In this workshop, I’ll be taking us through some illustrations and example Python code to learn the fundamentals of applying BERT to text applications.
- BERT’s strengths, applications, and weaknesses
- The concepts of “pre-training” and “fine-tuning”
- The basics of BERT’s architecture
- How to format text to feed into BERT
- How to “fine-tune” BERT for text classification with PyTorch and the Huggingface “transformers” library
'== Part 1: Overview of the BERT model ==
To motivate our discussion, we’ll start by looking at the significance of BERT and where you’ll find it the most powerful and useful. Despite its broad applicability, BERT isn’t *always* the right answer, so I’ll also cover its limitations and weaknesses.
Next, we’ll get a basic understanding of the components of BERT’s architecture and how data flows through it. This should let us work with the model without it being a complete “black box” mystery.

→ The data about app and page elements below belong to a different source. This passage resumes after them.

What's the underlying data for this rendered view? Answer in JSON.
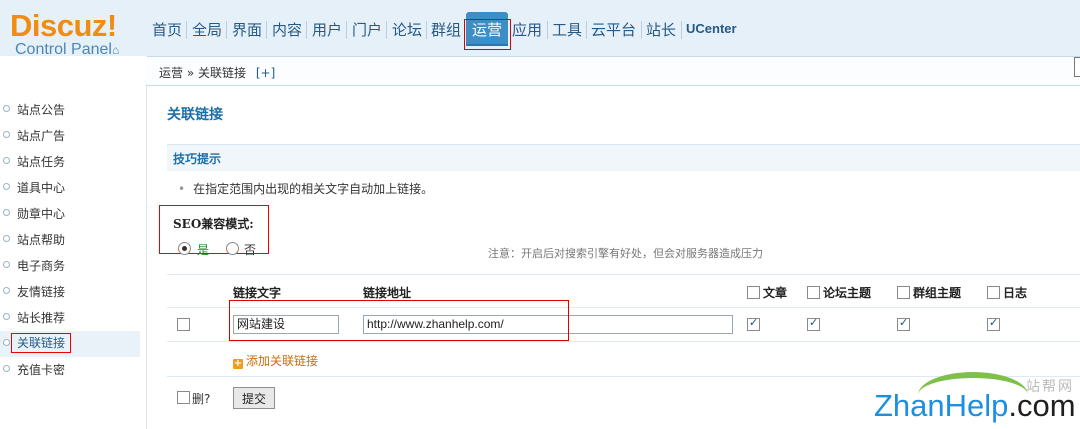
{
  "logo": {
    "title": "Discuz!",
    "subtitle": "Control Panel"
  },
  "nav": {
    "items": [
      "首页",
      "全局",
      "界面",
      "内容",
      "用户",
      "门户",
      "论坛",
      "群组",
      "运营",
      "应用",
      "工具",
      "云平台",
      "站长",
      "UCenter"
    ],
    "active": "运营"
  },
  "breadcrumb": {
    "section": "运营",
    "sep": "»",
    "page": "关联链接",
    "plus": "[+]"
  },
  "sidebar": {
    "items": [
      "站点公告",
      "站点广告",
      "站点任务",
      "道具中心",
      "勋章中心",
      "站点帮助",
      "电子商务",
      "友情链接",
      "站长推荐",
      "关联链接",
      "充值卡密"
    ],
    "active": "关联链接"
  },
  "main": {
    "title": "关联链接",
    "tips_title": "技巧提示",
    "tip": "在指定范围内出现的相关文字自动加上链接。",
    "seo": {
      "label": "SEO兼容模式:",
      "yes": "是",
      "no": "否",
      "selected": "是",
      "note": "注意：开启后对搜索引擎有好处，但会对服务器造成压力"
    },
    "table": {
      "col_text": "链接文字",
      "col_url": "链接地址",
      "col_article": "文章",
      "col_forum": "论坛主题",
      "col_group": "群组主题",
      "col_blog": "日志",
      "rows": [
        {
          "text": "网站建设",
          "url": "http://www.zhanhelp.com/",
          "article": true,
          "forum": true,
          "group": true,
          "blog": true
        }
      ]
    },
    "add_link": "添加关联链接",
    "delete_label": "删?",
    "submit": "提交"
  },
  "watermark": {
    "cn": "站帮网",
    "brand": "ZhanHelp",
    "tld": ".com"
  },
  "colors": {
    "accent": "#3e8ec6",
    "logo": "#f08c12",
    "highlight": "#dd0000"
  }
}
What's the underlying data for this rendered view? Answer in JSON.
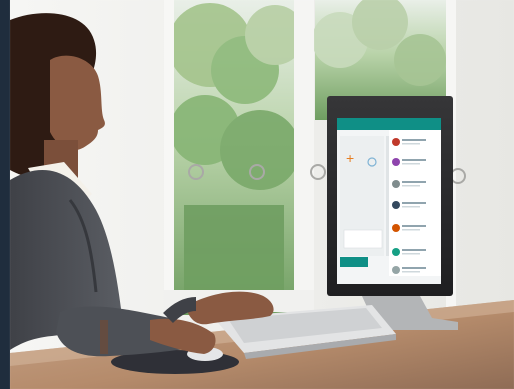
{
  "scene": {
    "description_items": [
      "woman-at-desk",
      "window-with-garden",
      "desktop-monitor",
      "keyboard",
      "mouse-and-mousepad"
    ]
  },
  "monitor_screen": {
    "app_header_color": "#0f8f86",
    "right_panel_items": [
      "",
      "",
      "",
      "",
      "",
      "",
      ""
    ]
  },
  "colors": {
    "border": "#1f2d3d",
    "wall": "#f2f2f0",
    "window_frame": "#f5f5f3",
    "garden_green": "#89b676",
    "monitor_bezel": "#2b2b2c",
    "desk": "#b48d6f",
    "jacket": "#4a4c52",
    "shirt": "#f4f1ea",
    "skin": "#8a5a42",
    "hair": "#2e1b13"
  }
}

== Part 2: Preparing Text for BERT ==
To use BERT effectively, you’ll want to understand how a text string gets converted to BERT’s required format.
This will mark the start of our example code. We’ll take an example text classification dataset and walk through the steps for tokenizing, encoding, and padding the text samples.
== Part 3: Fine-Tuning BERT ==
With our text prepared, we’ll next implement the training loop for fine-tuning BERT on our text data. This includes batching the training samples, performing a forward pass, calculating the error, and back propagation to calculate and apply weight updates. Fortunately, PyTorch makes all of the above pretty straight forward!
After training BERT, we’ll apply it to our test set and see how it does!
== Part 4: Trainer Class ==
Once you have a good understanding of this whole process, the ‘transformers’ library includes a “Trainer” class which allows you to implement most of the above in just a few lines of code.
So why didn’t we just start with that!? There’s a catch--it has a long list of arguments, and setting these properly requires first understanding the details of the training process.
With the knowledge you’ve gained in the workshop, you’ll be ready, and we’ll conclude by re-implementing the example using this streamlined approach.
We will be programming in Python, and running our code using Google Colab. Colab is essentially a Jupyter Notebook running in Google’s cloud (rather than on your laptop) and with free access to a GPU!
So, Python is a requirement, and familiarity with Jupyter Notebooks is recommended.
I’ll also assume that you are familiar with neural network concepts such as “layers”, “embeddings”, and “backpropagation”.
Knowledge of PyTorch is *not* required--you'll get to pick up some of the basics in this workshop!
Bio: Chris is an author of eBooks, tutorial videos, and example code on a variety of Machine Learning topics--particularly on challenging subjects in NLP. He’s best known for his word2vec blog posts (recommended reading for Stanford's NLP class), BERT architecture YouTube series, and example code for a variety of BERT applications.
Chris earned his B.S. from Stanford in 2006 as a software engineer, and has been working in the areas of computer vision, machine learning, and NLP since 2012.
His writing and speaking styles are characterized by levity and positioning himself as a fellow learner rather than an authority. Chris loves to create the tutorials that he wishes he could have read--with an emphasis on thoroughness, while still being easy-to-follow. You’ll often find his simple and colorful illustrations reused around the web. His example code follows the same principles--working code is always a great start, but he further prioritizes explanation and readability, with thoughtful organization and detailed comments at every step.